Cardinals pull away late for 7-2 victory over Red Sox

The Cardinals broke open a close game with four runs in the last two innings against Red Sox relief prospect Chandler Shepherd and went on to a 7-2 exhibition victory over Boston yesterday at JetBlue Park in Fort Myers.

Red Sox-Cardinals box score

The loss dropped the Sox to 1-3 for the exhibition season.

Boston had jumped on top, 1-0, on an RBI single by Mitch Moreland in the bottom of the first, but St. Louis countered with two runs in the second and one in the third, all against starter Brian Johnson. It remained 3-1 until the Cards touched Shepherd for two runs in the eighth and two in the ninth. The Red Sox added their final run in the bottom of the ninth when catcher Jordan Procyshen, who spent last season at Single-A Salem, hit a sacrifice fly.

Moreland, Xander Bogaerts and Chris Young each had two hits for the Red Sox. who also got scoreless relief from Teddy Stankiewicz, Noe Ramirez, Robby Scott, Kyle Martin and Brandon Workman. It was Bogaerts' last game before leaving to compete for The Netherlands in the World Baseball Classic.

The Sox host the Yankees on Tuesday at 1:05 p.m.

Dustin Pedroia taking cues from Tom Brady to extend his career

Dustin Pedroia taking cues from Tom Brady to extend his career

Dustin Pedroia is no stranger to injuries. That's a big reason why he's no longer a stranger to the sometimes peculiar practices of New England Patriots quarterback Tom Brady.

In an interview on WEEI's "Bradfo Show," Pedroia told Rob Bradford that he's been taking cues from the five-time Super Bowl-winning QB to help extend his playing career and make his body healthier and more durable.

“I understand what he does and know what he does. I think it’s awesome,” Pedroia told Bradford. “There’s a reason why he’s successful at his age (39), and he looks better now than he did when he first came to the league. You have to be smarter as you get older and learn different styles -- the way to train and the way you take care of your body to be able to perform and stay on the field. It doesn’t matter what sport you’re playing. He’s definitely got that figured out.”

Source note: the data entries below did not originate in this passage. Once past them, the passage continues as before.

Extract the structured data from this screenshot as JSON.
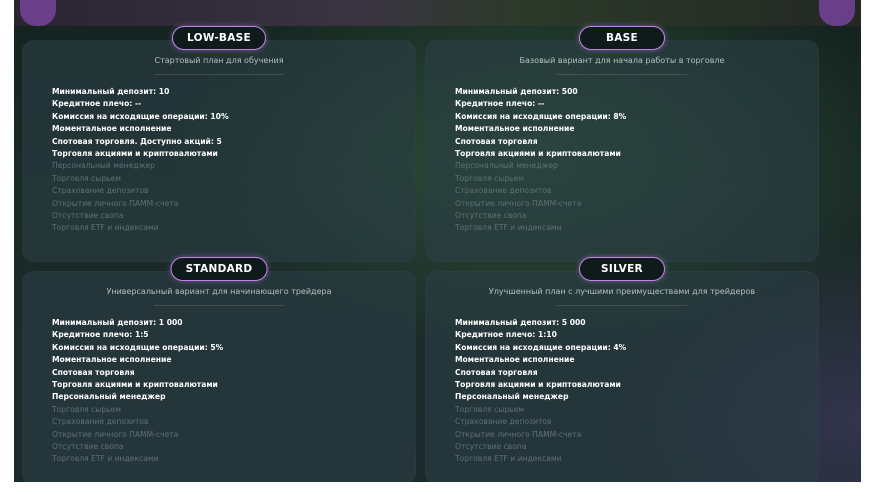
{
  "plans": [
    {
      "name": "LOW-BASE",
      "subtitle": "Стартовый план для обучения",
      "features": [
        {
          "text": "Минимальный депозит: 10",
          "enabled": true
        },
        {
          "text": "Кредитное плечо: --",
          "enabled": true
        },
        {
          "text": "Комиссия на исходящие операции: 10%",
          "enabled": true
        },
        {
          "text": "Моментальное исполнение",
          "enabled": true
        },
        {
          "text": "Спотовая торговля. Доступно акций: 5",
          "enabled": true
        },
        {
          "text": "Торговля акциями и криптовалютами",
          "enabled": true
        },
        {
          "text": "Персональный менеджер",
          "enabled": false
        },
        {
          "text": "Торговля сырьем",
          "enabled": false
        },
        {
          "text": "Страхование депозитов",
          "enabled": false
        },
        {
          "text": "Открытие личного ПАММ-счета",
          "enabled": false
        },
        {
          "text": "Отсутствие свопа",
          "enabled": false
        },
        {
          "text": "Торговля ETF и индексами",
          "enabled": false
        }
      ]
    },
    {
      "name": "BASE",
      "subtitle": "Базовый вариант для начала работы в торговле",
      "features": [
        {
          "text": "Минимальный депозит: 500",
          "enabled": true
        },
        {
          "text": "Кредитное плечо: --",
          "enabled": true
        },
        {
          "text": "Комиссия на исходящие операции: 8%",
          "enabled": true
        },
        {
          "text": "Моментальное исполнение",
          "enabled": true
        },
        {
          "text": "Спотовая торговля",
          "enabled": true
        },
        {
          "text": "Торговля акциями и криптовалютами",
          "enabled": true
        },
        {
          "text": "Персональный менеджер",
          "enabled": false
        },
        {
          "text": "Торговля сырьем",
          "enabled": false
        },
        {
          "text": "Страхование депозитов",
          "enabled": false
        },
        {
          "text": "Открытие личного ПАММ-счета",
          "enabled": false
        },
        {
          "text": "Отсутствие свопа",
          "enabled": false
        },
        {
          "text": "Торговля ETF и индексами",
          "enabled": false
        }
      ]
    },
    {
      "name": "STANDARD",
      "subtitle": "Универсальный вариант для начинающего трейдера",
      "features": [
        {
          "text": "Минимальный депозит: 1 000",
          "enabled": true
        },
        {
          "text": "Кредитное плечо: 1:5",
          "enabled": true
        },
        {
          "text": "Комиссия на исходящие операции: 5%",
          "enabled": true
        },
        {
          "text": "Моментальное исполнение",
          "enabled": true
        },
        {
          "text": "Спотовая торговля",
          "enabled": true
        },
        {
          "text": "Торговля акциями и криптовалютами",
          "enabled": true
        },
        {
          "text": "Персональный менеджер",
          "enabled": true
        },
        {
          "text": "Торговля сырьем",
          "enabled": false
        },
        {
          "text": "Страхование депозитов",
          "enabled": false
        },
        {
          "text": "Открытие личного ПАММ-счета",
          "enabled": false
        },
        {
          "text": "Отсутствие свопа",
          "enabled": false
        },
        {
          "text": "Торговля ETF и индексами",
          "enabled": false
        }
      ]
    },
    {
      "name": "SILVER",
      "subtitle": "Улучшенный план с лучшими преимуществами для трейдеров",
      "features": [
        {
          "text": "Минимальный депозит: 5 000",
          "enabled": true
        },
        {
          "text": "Кредитное плечо: 1:10",
          "enabled": true
        },
        {
          "text": "Комиссия на исходящие операции: 4%",
          "enabled": true
        },
        {
          "text": "Моментальное исполнение",
          "enabled": true
        },
        {
          "text": "Спотовая торговля",
          "enabled": true
        },
        {
          "text": "Торговля акциями и криптовалютами",
          "enabled": true
        },
        {
          "text": "Персональный менеджер",
          "enabled": true
        },
        {
          "text": "Торговля сырьем",
          "enabled": false
        },
        {
          "text": "Страхование депозитов",
          "enabled": false
        },
        {
          "text": "Открытие личного ПАММ-счета",
          "enabled": false
        },
        {
          "text": "Отсутствие свопа",
          "enabled": false
        },
        {
          "text": "Торговля ETF и индексами",
          "enabled": false
        }
      ]
    }
  ],
  "colors": {
    "accent": "#c184ea",
    "enabled_text": "#ffffff",
    "disabled_text": "#5f7075"
  }
}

Pedroia, of course, played the entire 2013 World Series-winning season with a torn ligament in his thumb. He's battled through various other lower body and hand injuries over the past few seasons, as well. But in 2016, he had his best season in recent memory, posting his highest OPS since 2011, as WEEI notes.

Part of that is with his own take on the Brady approach -- which focuses more on pliability and resistance training than extensive, heavy weight lifting -- and a healthier overall lifestyle, something Brady is notoriously infamous for having.

"There’s tons of ways to take care of your body. It’s not just get in the weight room and throw weights around,” Pedroia explained. “As you get older, the human body can’t take the pounding if you’re going in there and power lifting. When you’re younger, you can handle some of that. But as you get older, you got to be smarter. Sometimes less is more -- whether that’s weight or reps or whatever. You’ve just got to be smart. And eating wise, that’s a big part of recovery. If you put the right foods in your body, you’ll heal faster if you’re injured or recover faster. It’s like a car, man. Put bad gas in, bro. It’s not going to be the same as good gas.”

He hopes the approach can, at the very least, keep him moving for quite some time.

“I plan on living until I’m 100," he said. "So we’re not even halfway home."